Among the entries below, find the lines with "Tamaño" and copy them.
::: Given data
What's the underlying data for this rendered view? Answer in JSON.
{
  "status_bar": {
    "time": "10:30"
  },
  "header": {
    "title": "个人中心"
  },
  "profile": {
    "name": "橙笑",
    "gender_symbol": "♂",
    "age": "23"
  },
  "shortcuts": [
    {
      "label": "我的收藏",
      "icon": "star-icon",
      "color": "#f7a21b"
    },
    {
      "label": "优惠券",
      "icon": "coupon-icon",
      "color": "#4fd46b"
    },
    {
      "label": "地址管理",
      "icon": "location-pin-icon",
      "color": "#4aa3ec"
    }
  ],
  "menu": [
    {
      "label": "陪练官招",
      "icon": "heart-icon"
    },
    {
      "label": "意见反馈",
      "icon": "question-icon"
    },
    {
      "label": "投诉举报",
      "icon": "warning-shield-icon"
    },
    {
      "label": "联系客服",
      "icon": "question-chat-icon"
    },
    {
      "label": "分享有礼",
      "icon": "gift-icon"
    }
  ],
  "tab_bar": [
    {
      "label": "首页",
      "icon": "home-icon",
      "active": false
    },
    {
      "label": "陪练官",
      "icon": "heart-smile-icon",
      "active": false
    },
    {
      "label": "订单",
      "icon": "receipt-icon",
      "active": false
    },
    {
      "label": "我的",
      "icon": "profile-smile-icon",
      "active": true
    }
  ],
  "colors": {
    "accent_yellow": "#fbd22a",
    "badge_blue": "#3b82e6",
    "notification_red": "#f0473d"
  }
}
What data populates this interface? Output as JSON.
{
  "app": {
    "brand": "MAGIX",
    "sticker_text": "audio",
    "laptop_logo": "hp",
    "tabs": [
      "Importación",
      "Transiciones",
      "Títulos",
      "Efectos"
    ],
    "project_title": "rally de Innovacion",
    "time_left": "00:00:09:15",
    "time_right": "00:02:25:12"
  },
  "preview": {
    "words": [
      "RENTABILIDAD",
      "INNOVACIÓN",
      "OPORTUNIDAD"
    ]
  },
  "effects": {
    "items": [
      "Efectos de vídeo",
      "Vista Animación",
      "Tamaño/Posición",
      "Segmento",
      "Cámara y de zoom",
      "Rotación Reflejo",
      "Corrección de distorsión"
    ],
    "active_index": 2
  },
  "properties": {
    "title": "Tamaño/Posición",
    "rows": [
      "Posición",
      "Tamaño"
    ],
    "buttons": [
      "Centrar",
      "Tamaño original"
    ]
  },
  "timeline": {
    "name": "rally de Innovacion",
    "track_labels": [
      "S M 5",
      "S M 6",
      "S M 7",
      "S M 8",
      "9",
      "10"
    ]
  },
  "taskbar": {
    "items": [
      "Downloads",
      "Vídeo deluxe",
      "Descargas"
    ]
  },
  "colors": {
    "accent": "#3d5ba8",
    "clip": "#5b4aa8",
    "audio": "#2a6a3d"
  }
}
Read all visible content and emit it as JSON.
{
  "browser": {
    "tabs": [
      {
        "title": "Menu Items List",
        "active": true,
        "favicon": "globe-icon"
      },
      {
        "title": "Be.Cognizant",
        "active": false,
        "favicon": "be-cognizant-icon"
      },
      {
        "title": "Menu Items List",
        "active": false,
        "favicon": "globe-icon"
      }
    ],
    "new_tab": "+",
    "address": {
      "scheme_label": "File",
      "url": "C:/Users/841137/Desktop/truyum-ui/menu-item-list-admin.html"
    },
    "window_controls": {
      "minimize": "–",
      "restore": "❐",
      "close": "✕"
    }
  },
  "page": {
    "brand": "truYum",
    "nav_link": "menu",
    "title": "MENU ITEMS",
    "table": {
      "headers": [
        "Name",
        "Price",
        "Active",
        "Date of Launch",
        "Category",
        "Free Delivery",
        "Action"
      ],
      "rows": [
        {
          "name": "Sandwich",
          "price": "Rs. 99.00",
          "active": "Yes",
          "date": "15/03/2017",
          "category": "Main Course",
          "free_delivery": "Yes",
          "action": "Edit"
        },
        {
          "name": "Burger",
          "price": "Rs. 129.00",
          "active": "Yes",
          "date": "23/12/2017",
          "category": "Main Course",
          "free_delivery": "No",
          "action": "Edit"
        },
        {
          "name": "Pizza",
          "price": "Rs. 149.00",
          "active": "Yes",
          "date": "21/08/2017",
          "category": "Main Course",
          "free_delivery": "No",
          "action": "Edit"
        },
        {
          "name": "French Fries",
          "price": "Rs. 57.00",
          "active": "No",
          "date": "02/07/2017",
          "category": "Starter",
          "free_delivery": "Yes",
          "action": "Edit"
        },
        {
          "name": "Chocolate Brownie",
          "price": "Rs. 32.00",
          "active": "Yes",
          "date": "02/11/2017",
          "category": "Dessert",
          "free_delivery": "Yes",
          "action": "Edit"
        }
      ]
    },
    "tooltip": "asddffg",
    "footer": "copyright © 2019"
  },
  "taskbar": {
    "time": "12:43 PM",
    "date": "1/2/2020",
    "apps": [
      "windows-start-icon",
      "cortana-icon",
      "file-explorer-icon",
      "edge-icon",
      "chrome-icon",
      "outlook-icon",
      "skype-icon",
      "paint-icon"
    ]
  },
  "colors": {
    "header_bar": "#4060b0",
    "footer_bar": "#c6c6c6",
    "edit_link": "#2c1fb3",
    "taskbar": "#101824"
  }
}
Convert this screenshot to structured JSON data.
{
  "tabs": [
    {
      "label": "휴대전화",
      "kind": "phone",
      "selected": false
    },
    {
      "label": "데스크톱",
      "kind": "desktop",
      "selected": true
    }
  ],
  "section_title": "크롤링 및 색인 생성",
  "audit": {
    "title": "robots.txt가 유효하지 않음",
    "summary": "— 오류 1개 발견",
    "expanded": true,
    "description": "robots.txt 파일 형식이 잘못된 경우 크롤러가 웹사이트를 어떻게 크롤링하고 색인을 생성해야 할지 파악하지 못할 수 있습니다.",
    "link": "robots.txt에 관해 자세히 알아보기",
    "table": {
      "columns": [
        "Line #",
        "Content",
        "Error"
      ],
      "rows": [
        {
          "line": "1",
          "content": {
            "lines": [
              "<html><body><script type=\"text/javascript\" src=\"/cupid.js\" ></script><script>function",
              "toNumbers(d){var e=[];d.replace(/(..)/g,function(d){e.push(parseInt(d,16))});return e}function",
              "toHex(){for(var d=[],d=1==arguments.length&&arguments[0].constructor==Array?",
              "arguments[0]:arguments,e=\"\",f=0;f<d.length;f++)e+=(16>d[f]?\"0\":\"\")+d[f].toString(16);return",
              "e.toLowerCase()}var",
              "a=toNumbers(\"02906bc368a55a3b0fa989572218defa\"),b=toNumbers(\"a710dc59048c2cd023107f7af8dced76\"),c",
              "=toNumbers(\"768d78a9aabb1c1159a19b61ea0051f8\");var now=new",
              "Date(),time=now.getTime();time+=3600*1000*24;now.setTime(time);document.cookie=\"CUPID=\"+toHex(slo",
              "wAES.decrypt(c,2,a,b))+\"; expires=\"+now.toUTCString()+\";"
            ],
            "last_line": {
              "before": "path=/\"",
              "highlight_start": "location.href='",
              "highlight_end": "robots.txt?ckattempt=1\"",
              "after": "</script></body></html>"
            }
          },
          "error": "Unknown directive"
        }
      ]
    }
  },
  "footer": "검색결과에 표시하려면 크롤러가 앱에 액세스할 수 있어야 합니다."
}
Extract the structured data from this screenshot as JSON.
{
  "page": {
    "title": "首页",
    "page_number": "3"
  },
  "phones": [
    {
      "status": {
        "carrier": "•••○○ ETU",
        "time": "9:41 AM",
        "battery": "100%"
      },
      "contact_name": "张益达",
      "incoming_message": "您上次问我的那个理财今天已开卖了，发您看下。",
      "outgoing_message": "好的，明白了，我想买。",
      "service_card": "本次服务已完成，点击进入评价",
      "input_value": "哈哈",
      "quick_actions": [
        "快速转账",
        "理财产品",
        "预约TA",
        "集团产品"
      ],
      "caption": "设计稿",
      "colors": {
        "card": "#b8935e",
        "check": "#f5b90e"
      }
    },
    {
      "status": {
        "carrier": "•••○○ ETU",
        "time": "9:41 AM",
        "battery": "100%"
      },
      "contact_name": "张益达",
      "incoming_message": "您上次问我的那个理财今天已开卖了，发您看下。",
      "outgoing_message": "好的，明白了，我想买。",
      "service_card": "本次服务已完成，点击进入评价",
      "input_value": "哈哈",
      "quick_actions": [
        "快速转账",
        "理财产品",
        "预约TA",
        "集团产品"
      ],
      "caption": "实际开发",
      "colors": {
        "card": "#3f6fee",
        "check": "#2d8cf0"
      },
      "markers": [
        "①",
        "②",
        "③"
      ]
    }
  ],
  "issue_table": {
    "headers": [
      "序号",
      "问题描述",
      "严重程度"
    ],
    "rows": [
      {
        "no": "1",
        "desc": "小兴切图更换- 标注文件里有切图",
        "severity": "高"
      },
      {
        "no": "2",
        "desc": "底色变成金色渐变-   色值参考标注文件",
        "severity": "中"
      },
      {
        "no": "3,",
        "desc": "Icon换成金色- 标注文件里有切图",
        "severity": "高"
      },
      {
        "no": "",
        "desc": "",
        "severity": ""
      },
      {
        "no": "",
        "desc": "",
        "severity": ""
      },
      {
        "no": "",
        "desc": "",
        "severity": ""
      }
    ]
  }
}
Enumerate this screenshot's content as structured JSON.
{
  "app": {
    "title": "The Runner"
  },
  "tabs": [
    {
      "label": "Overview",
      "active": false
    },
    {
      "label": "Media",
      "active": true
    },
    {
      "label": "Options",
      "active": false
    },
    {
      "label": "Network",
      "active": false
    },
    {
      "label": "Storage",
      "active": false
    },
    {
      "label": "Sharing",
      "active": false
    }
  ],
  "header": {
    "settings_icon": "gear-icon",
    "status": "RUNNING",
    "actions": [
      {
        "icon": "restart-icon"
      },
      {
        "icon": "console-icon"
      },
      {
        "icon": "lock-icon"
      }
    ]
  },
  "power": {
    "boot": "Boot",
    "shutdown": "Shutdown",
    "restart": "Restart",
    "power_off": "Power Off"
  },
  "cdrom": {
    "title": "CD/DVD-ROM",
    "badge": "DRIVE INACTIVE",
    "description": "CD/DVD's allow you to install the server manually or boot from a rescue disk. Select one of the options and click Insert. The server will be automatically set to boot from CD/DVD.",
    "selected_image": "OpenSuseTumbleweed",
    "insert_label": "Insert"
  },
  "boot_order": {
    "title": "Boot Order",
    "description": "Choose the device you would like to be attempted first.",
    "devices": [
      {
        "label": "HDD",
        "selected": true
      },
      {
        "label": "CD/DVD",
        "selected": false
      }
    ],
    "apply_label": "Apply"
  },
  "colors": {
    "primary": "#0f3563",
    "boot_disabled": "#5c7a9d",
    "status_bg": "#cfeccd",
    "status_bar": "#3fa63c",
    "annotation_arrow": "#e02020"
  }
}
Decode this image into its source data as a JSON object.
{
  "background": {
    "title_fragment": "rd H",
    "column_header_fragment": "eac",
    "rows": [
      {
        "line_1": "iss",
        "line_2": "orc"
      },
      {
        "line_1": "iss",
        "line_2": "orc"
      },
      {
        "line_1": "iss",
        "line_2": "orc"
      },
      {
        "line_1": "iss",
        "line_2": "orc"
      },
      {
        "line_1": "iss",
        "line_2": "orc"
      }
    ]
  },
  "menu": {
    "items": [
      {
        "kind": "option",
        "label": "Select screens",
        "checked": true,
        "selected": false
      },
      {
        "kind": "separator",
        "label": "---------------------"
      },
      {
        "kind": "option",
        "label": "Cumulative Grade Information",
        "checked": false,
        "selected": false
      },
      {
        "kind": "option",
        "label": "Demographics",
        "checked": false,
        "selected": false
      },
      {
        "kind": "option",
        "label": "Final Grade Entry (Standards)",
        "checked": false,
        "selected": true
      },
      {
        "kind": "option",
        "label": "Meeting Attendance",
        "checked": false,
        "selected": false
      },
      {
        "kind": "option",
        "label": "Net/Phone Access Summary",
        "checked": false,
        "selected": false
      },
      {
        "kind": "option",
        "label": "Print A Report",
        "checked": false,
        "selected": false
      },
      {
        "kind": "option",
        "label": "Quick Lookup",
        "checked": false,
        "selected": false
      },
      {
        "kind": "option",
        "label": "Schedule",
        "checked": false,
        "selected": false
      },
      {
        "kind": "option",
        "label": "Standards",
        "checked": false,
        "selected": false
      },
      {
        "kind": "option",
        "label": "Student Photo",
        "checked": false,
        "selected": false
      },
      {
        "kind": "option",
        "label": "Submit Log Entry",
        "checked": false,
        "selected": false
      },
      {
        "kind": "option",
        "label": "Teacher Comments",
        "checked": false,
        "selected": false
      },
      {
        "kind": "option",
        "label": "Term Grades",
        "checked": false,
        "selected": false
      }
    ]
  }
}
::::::
_Task response:_
      "Tamaño/Posición",
    "title": "Tamaño/Posición",
      "Tamaño"
      "Tamaño original"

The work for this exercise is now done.